As important as life insurance is, you would hope no to need it for anything in the future, or at least prematurely. A crucial part of the health of your financial plan for your family is having life insurance in the event of unfortunate circumstances. When you apply for and purchase life insurance or are granted a policy with your employer, you will undoubtedly be asked to choose a beneficiary. As simple as this seems, major impacts and implications on your benefit if it is ever needed and used is affected by who you choose.
When choosing a beneficiary, there are different factors to consider, and hopefully discuss with your trust attorney and financial planning experts. Here are some different factors you may want to consider when designating a beneficiary to your life insurance policy.
Relationship: How funds are dispersed and who can be affected by the relationship you have to your beneficiary. This can get sticky with long term relationships that are not legally documented as marriages, when you have a spouse but leave your benefit to someone else, or if the person you are leaving the funds to is not in contact and not easily reachable, then you should check your state laws and include a professional in the planning to curb this. If you are divorced but want funds to go to your children, again, you would need to speak with an attorney who can help you sort this out appropriately.
Age: Check laws that pertain to you and your state when it comes to what age a person can become the recipient of a death benefit or whether a trustee will need to be appointed. For the most part, a minor may not be able to inherit funds directly and may need to wait until they are of legal age.

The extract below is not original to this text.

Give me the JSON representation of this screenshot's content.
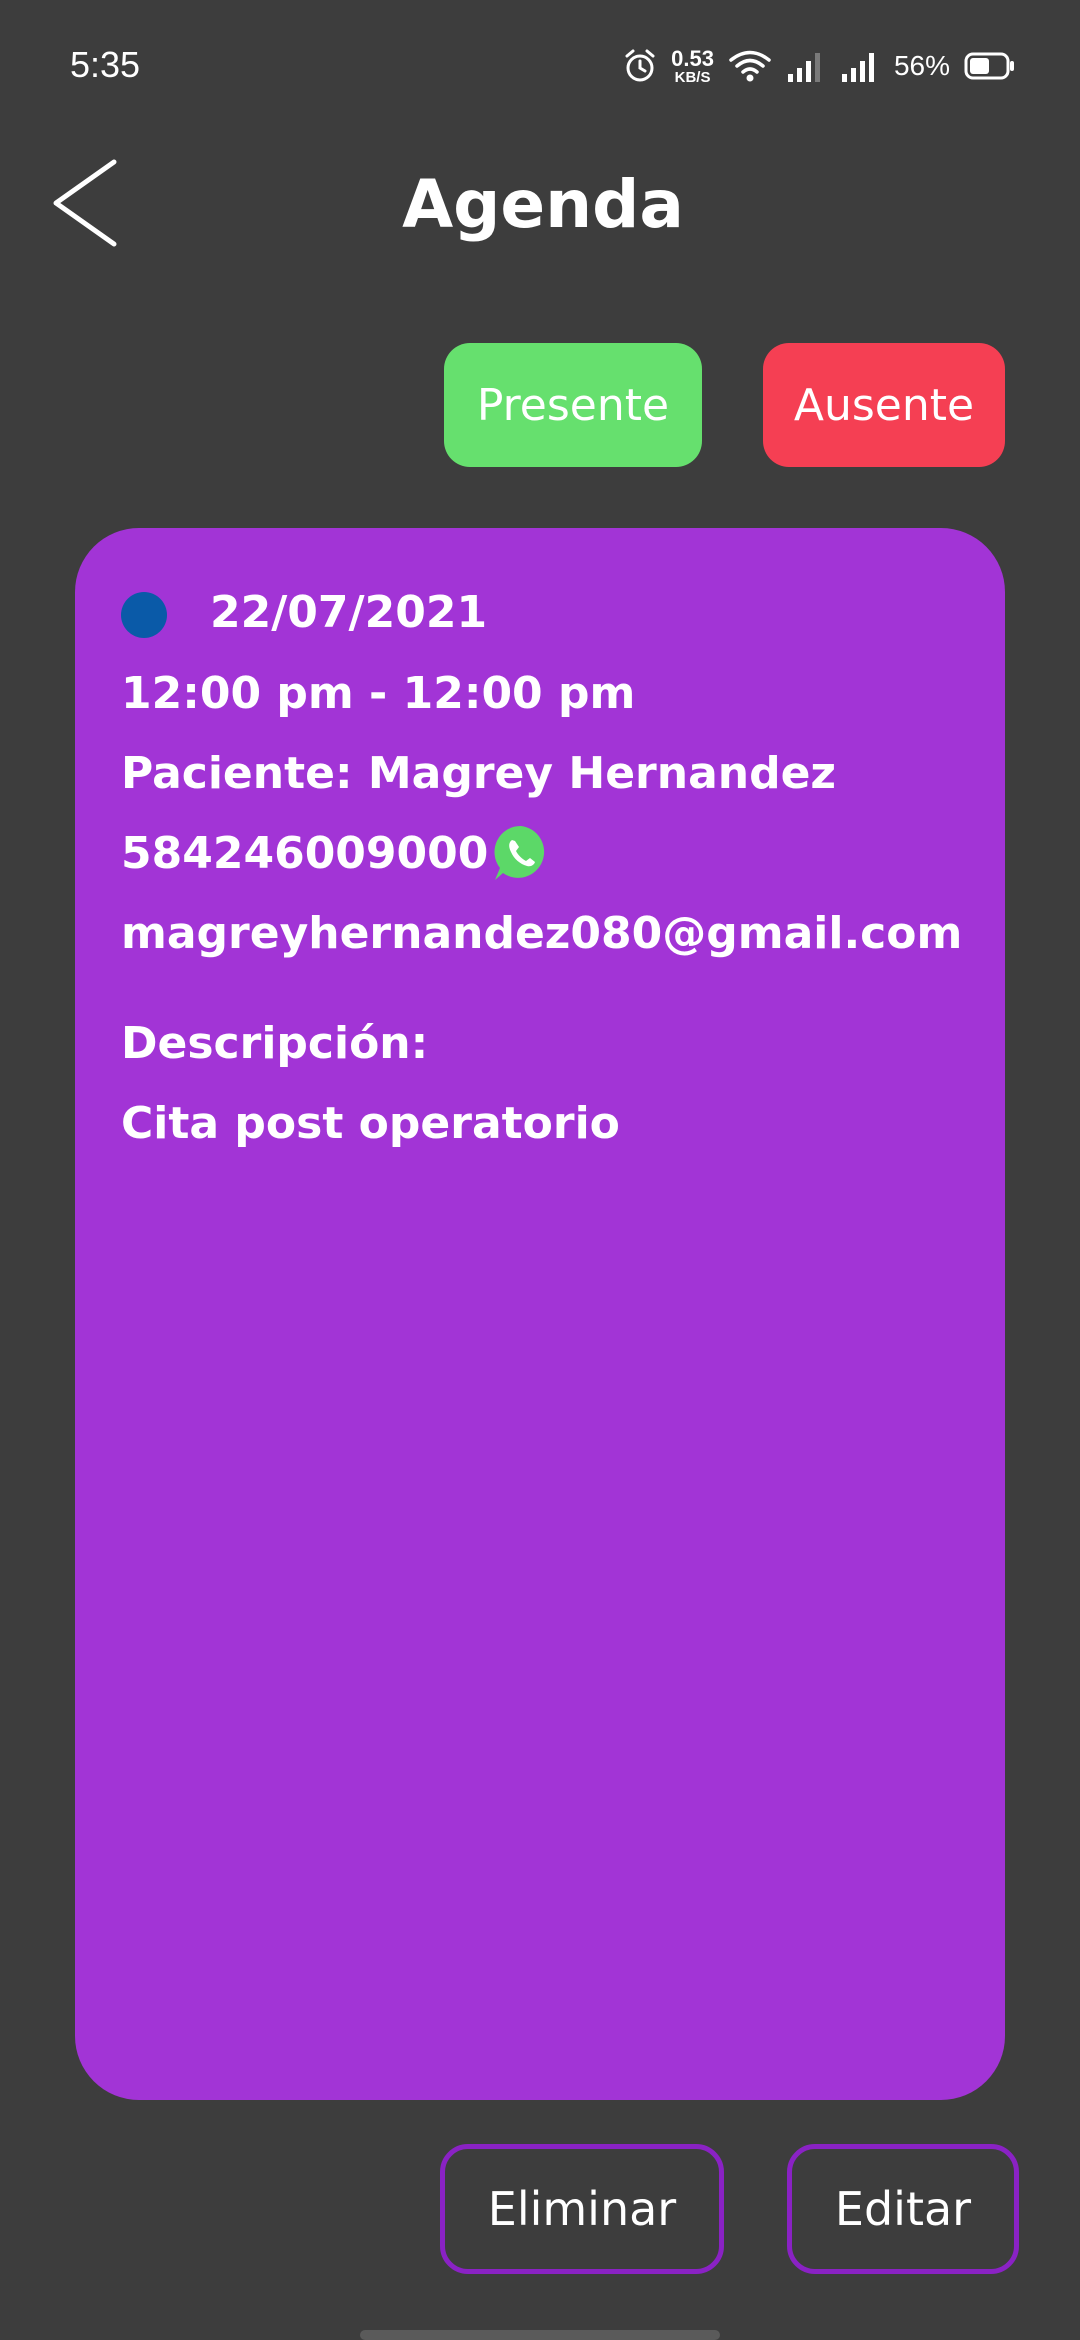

In the meantime, a trustee would need to be appointed to safeguard the funds and allow money to be released for needs. Due to the sensitive nature of this scenario, it would be wise to consult with a professional.
Longevity: You will want to keep up to date on the beneficiary information on your policy and stay flexible with a contingency plan in place if your beneficiary is of advanced age or is ill. You may consider talking to a trust attorney about setting up a scenario where your loved one would be cared for with the money but not responsible for it if the person is not well enough to handle the money. This won’t affect every situation, but handling the money from a policy can be a large and daunting responsibility for someone who is not in the best of capacities to handle it.
Need: When deciding on a beneficiary, you will likely take need into consideration. When leaving your benefit, you can typically split the funds between multiple beneficiaries at different percentages. This can allow you to provide more to someone who may have a greater need but not disregard others altogether. Or you may choose to leave your benefit to an organization or charity that is close to your heart.
Trust: it can be an option to simplify the process of splitting funds when having a trust that the money would go in to (again, there are specific dos and don’ts and you need to check with an attorney for your situation)
Trust: No, this is not a typo. This is a different kind of trust. When considering a beneficiary and you have no dependents that rely on your income for their wellbeing, you will want to be mindful of the trust in the relationship you have. If you are asking that person to use the funds in a specific way, you want to feel confident that they would do so (and again, a trust might help in this circumstance.) Leaving an inheritance is a loving and thoughtful gift you can give to someone (or multiple someone) that you love and care about. Before leaving such a gift, think hard about the people in your life that have shown you the care and trust you would want to be able to reciprocate, not just leaving funds out of expectation or wondering if your legacy would be used as you hope.